As it now stands, Sustainable Development Goal # 11 reads: “Build inclusive, safe and sustainable cities and human settlements.”
Already in 2008, more than half of the world’s population was recorded to be living in cities and towns. In order to explore the possibilities of people centered urbanization, the Permanent Missions of Italy and the People’s Republic of China hosted a half day workshop entitled “Leading Urban Transformation”. High on the agenda of this concept are balance between economic growth and social progress and harmony within all of nature. Attention to education and decent employment along with public health need to be maintained and supported.
Mayors and academics, social entrepreneurs and journalists spoke about ways in which they are promoting integration of members of communities by social inclusion. For example, fifty years ago Detroit was booming with two million hard-working people living the American Dream. Then the auto industry crashed and so did the Motor City. Many moved away; whole neighborhoods turned into wastelands. The film WE ARE NOT GHOSTS www.bullfrogfilms.com/email/wang_online.html chronicles the stories of the people who determined to make their vision of hope and sustainability a reality – from community businesses, to place-based schools, to thriving urban gardens and spoken word artists. The film has important lessons for academics, for policy makers and for practitioners who are interested in rebuilding distressed urban landscape.
Nearly 40% of the population of New York City is foreign-born and the city credits immigrants with saving neighborhoods from degeneration during economic downturns by boosting housing values, preserving jobs, starting businesses, and volunteering at local civic and religious organizations. Foreign-born residents contribute greatly to the success and vitality of their neighborhoods. Immigrants make up 72 percent of the city’s nursing, psychiatric and home health aides as well as almost half of the city’s physicians and surgeons, and more than one in five elementary and middle school teachers.
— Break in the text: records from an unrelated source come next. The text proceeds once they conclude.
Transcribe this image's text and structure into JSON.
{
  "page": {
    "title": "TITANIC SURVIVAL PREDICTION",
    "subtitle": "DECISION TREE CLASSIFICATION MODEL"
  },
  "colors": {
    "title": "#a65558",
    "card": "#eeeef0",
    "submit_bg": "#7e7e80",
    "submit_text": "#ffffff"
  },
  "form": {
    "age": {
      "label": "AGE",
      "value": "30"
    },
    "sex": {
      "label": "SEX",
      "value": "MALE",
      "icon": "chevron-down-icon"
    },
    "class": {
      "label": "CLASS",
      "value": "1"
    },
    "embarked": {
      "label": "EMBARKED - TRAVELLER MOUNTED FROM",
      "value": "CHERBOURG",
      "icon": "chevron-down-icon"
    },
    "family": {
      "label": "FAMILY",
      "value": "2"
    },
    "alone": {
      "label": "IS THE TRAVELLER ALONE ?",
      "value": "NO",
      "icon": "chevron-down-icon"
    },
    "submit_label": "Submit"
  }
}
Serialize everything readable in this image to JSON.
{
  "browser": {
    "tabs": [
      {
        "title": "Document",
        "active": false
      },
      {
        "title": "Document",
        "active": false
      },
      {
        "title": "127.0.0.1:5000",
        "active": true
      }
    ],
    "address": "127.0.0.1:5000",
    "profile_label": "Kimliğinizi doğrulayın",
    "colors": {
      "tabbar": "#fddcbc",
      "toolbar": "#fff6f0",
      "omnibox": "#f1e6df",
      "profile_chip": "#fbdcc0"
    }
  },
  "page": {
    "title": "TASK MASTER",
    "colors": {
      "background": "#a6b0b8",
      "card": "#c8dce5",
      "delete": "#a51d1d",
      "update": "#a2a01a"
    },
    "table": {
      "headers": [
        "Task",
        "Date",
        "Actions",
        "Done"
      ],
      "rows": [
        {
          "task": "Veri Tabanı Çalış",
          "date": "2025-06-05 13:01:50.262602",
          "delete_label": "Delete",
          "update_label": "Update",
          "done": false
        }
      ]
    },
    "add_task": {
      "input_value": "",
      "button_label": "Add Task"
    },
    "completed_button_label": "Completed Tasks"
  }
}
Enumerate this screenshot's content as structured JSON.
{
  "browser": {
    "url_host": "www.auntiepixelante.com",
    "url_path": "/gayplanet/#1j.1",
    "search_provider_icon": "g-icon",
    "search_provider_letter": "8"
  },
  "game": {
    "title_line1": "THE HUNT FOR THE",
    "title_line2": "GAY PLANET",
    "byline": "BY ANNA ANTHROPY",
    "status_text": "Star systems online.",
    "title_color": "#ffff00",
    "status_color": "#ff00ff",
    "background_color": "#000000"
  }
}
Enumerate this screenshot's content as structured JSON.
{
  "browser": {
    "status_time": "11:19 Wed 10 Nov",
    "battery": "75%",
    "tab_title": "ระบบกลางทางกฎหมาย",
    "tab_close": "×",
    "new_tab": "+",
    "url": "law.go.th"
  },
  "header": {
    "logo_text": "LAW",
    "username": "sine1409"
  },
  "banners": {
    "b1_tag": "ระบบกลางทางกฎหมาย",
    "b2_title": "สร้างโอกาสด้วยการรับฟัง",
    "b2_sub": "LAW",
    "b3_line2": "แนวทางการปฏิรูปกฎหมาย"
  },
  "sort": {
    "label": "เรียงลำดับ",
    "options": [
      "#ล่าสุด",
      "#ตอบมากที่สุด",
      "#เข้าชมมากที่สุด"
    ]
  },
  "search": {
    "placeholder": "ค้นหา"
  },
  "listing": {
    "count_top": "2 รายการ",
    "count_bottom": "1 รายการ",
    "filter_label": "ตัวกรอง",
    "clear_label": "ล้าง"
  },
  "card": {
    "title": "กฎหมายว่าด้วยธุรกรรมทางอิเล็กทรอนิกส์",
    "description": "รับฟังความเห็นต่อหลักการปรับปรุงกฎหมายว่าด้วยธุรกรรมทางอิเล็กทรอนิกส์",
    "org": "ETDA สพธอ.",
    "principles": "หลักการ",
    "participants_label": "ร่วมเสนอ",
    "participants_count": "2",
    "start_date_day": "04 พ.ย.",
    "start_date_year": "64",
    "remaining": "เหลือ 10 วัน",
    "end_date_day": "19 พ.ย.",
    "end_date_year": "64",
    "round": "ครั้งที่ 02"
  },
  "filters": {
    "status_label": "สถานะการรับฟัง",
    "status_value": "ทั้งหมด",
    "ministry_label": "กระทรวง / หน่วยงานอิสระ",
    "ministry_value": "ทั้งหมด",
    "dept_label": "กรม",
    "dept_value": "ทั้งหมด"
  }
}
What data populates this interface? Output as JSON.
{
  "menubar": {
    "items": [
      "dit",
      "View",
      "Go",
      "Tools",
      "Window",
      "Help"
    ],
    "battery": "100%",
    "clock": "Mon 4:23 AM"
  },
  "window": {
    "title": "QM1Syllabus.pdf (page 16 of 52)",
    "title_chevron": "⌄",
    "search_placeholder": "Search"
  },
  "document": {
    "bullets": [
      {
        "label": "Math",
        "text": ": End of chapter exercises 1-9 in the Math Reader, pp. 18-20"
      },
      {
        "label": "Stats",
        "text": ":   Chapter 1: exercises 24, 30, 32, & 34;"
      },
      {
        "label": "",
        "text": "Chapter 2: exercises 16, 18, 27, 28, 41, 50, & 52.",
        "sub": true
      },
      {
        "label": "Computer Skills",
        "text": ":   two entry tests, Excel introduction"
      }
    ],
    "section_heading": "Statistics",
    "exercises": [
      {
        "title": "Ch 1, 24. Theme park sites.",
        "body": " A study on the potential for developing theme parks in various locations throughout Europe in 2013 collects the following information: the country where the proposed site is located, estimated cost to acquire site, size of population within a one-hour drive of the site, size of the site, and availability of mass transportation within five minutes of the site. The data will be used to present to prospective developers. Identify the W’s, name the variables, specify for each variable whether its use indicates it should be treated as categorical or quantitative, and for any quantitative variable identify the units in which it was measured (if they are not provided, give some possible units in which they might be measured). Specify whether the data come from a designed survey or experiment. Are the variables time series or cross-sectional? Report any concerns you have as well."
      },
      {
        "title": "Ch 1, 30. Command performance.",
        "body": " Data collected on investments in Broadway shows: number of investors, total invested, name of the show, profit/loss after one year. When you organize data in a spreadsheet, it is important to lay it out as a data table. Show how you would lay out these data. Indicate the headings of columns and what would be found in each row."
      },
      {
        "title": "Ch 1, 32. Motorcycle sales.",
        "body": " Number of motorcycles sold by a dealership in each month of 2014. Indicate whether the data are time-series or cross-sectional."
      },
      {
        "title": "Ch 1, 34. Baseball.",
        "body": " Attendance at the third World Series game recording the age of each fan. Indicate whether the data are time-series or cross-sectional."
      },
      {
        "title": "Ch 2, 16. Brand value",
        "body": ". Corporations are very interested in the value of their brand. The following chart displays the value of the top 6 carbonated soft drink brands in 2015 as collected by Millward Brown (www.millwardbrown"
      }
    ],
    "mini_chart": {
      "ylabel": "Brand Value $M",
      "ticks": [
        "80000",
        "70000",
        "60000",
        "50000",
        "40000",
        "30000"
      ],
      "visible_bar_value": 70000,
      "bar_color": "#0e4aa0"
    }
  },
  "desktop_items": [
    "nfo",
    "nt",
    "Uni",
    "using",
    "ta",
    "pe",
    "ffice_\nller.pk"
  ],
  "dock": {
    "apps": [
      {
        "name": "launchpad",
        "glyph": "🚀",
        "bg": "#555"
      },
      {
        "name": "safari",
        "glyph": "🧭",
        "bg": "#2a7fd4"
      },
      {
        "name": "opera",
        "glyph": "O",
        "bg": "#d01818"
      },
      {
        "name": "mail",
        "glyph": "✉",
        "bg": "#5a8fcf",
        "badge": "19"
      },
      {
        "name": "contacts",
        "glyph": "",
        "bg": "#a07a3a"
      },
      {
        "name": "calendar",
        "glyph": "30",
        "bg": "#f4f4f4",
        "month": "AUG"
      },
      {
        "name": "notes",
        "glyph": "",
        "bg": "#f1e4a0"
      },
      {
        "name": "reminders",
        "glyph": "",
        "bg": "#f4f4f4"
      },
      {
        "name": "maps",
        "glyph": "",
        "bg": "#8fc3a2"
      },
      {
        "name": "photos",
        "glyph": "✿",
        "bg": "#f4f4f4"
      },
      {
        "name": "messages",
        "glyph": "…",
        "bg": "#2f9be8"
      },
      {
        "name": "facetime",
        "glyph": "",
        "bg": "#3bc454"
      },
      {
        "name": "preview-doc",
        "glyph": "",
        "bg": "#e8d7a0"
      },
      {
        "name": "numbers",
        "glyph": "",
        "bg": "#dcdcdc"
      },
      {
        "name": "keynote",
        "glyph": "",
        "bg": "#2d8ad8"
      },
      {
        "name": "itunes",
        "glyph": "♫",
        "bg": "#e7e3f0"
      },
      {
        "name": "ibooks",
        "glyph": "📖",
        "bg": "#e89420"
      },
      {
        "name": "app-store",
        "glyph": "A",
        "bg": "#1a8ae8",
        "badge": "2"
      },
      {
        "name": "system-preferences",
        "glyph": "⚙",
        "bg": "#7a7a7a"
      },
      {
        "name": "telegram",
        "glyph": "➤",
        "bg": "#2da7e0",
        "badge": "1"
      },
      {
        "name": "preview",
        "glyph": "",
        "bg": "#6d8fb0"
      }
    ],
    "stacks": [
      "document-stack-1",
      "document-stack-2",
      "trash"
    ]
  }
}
The future of New York City and the future of many other cities in the world depend on the way in which newcomers are welcomed along with the gifts that they bring to their adopted countries and communities.